First, I watched the trailer for Marvel’s Black Panther, just one of the 89 million people who saw it in its first 24 hours. The next day, I finally found the time to see DC’s Wonder Woman, which had already scored the most successful opening weekend for any film directed by a woman.
People who know me won’t be surprised to hear that two comic book-inspired movies got my heart racing. In addition to the 3,000 comic books in my attic, my organization, The Opportunity Agenda, has its own superhero, Helvetika Bold. But the level of emotion that I experienced watching these two pieces surprised even me.
As I began to share my reaction, though, I found that many others—especially, but not exclusively people of color and women—were experiencing the same emotions.

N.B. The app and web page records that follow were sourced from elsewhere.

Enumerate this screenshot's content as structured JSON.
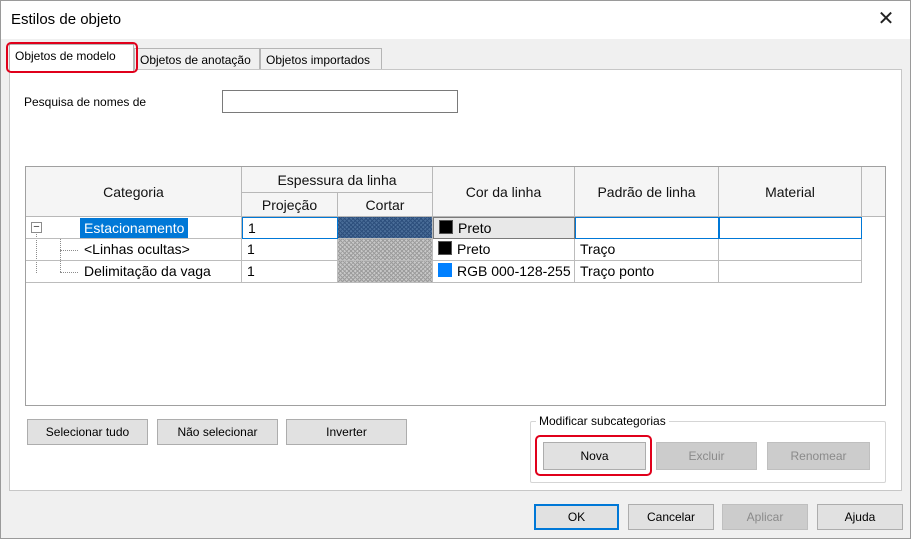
{
  "window": {
    "title": "Estilos de objeto"
  },
  "tabs": [
    {
      "label": "Objetos de modelo"
    },
    {
      "label": "Objetos de anotação"
    },
    {
      "label": "Objetos importados"
    }
  ],
  "search": {
    "label": "Pesquisa de nomes de",
    "value": ""
  },
  "table": {
    "headers": {
      "categoria": "Categoria",
      "espessura": "Espessura da linha",
      "projecao": "Projeção",
      "cortar": "Cortar",
      "cor": "Cor da linha",
      "padrao": "Padrão de linha",
      "material": "Material"
    },
    "rows": [
      {
        "name": "Estacionamento",
        "projection": "1",
        "color_name": "Preto",
        "color_hex": "#000000",
        "pattern": "",
        "material": "",
        "selected": true
      },
      {
        "name": "<Linhas ocultas>",
        "projection": "1",
        "color_name": "Preto",
        "color_hex": "#000000",
        "pattern": "Traço",
        "material": ""
      },
      {
        "name": "Delimitação da vaga",
        "projection": "1",
        "color_name": "RGB 000-128-255",
        "color_hex": "#0080ff",
        "pattern": "Traço ponto",
        "material": ""
      }
    ]
  },
  "selection_buttons": {
    "select_all": "Selecionar tudo",
    "select_none": "Não selecionar",
    "invert": "Inverter"
  },
  "subcategories": {
    "group_label": "Modificar subcategorias",
    "new": "Nova",
    "delete": "Excluir",
    "rename": "Renomear"
  },
  "footer": {
    "ok": "OK",
    "cancel": "Cancelar",
    "apply": "Aplicar",
    "help": "Ajuda"
  },
  "colors": {
    "accent": "#0078d7",
    "highlight": "#e0001b"
  }
}
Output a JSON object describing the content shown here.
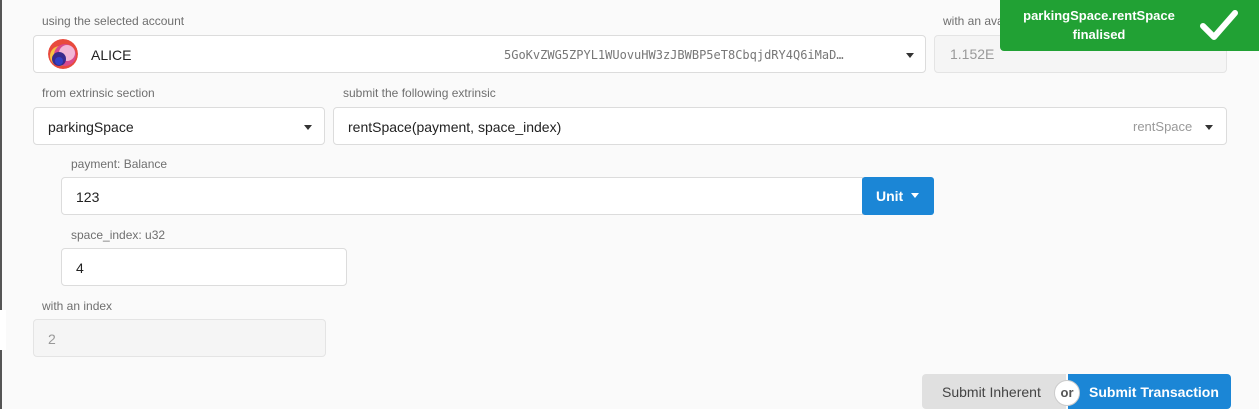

More news about the Black Panther is bound to come out at the 2017 Comic-Con in San Diego this month, but even now, the reaction among Black folks to the Black Panther trailer alone has been viscerally joyous, including tears, and cheers, shock and awe.
The reaction to Wonder Woman has been just as strong. NPR’s media critic Linda Holmes said on her Pop Culture Happy Hour podcast that she found herself crying, in particular, during the fight scenes. And a USA Today article affirmed that her experience was widely shared, asking, “Why are women crying when they watch ‘Wonder Woman’ fight?”
So why all that crying?
My theory is that audiences are being moved by the overwhelming power of symbolism. We are not used to seeing people of color and women on the big screen who are powerful, triumphant, and heroes of their own story. The most emotionally powerful moments in each film are those that use the power of symbols to break away from social stereotypes.
As in the Black Panther comic book, the film’s characters are everything that a century of cinematic Black and African characters have not been. They are regal. They are brilliant. They are gorgeous. They are the future as well as the past.
Not only are those elements unheard of in a superhero blockbuster, but research by The Opportunity Agenda found that media representations of Black men and boys generally are distorted and overwhelmingly negative. Hollywood disproportionately portrays us as involved in crime, as takers rather than contributors, and as troublemakers rather than problem solvers. We are even underrepresented as users of technology.
A second report that we released in May found that TV depictions of immigrants are both overwhelmingly negative and racially skewed—with White immigrant characters more frequently depicted in positive, authoritative, and recurring roles than are immigrants of color.
In under two minutes, the Black Panther trailer turns all of that tired, painful imagery on its head. That’s what makes it not just cool, but emotionally moving.
For the same reason, it’s the fight scenes in Wonder Woman that are most often bringing people to tears. Seeing an unapologetic female warrior fighting on screen with skill and agency and even joy is liberating because it breaks so strongly from the tropes and stereotypes of thousands of cinematic stories.
That the Black Panther and Wonder Woman are helmed by African-American and female directors, respectively, is not just icing on the cake. It’s watershed for big budget, mass market movies like these.
A new study from the University of Southern California found that only 4% of all directors across the 1,000 top-grossing films during the past decade were female, and only three of the films were directed by Black women, three by Asian American women, and one by a Latina. During the same period, none of the 101 films distributed by Disney (which owns Marvel) had a Black director.
To be sure, these are just movies, not mass social movements, legislation, or amendments to our constitution. But if you think that culture doesn’t help to move politics and policy, ask someone over 65 about the role that Marian Anderson, or Muhammad Ali, or Jackie Robinson played in advancing racial justice. Or ask the feminist leaders of the 1970s about the influence that Wonder Woman comic books of the 1940s had on their political development.
At a time when people in colored tights occupy a huge proportion of public attention and entertainment revenue, imagery, representation and respect matter. Sometimes, they matter enough to make you cry.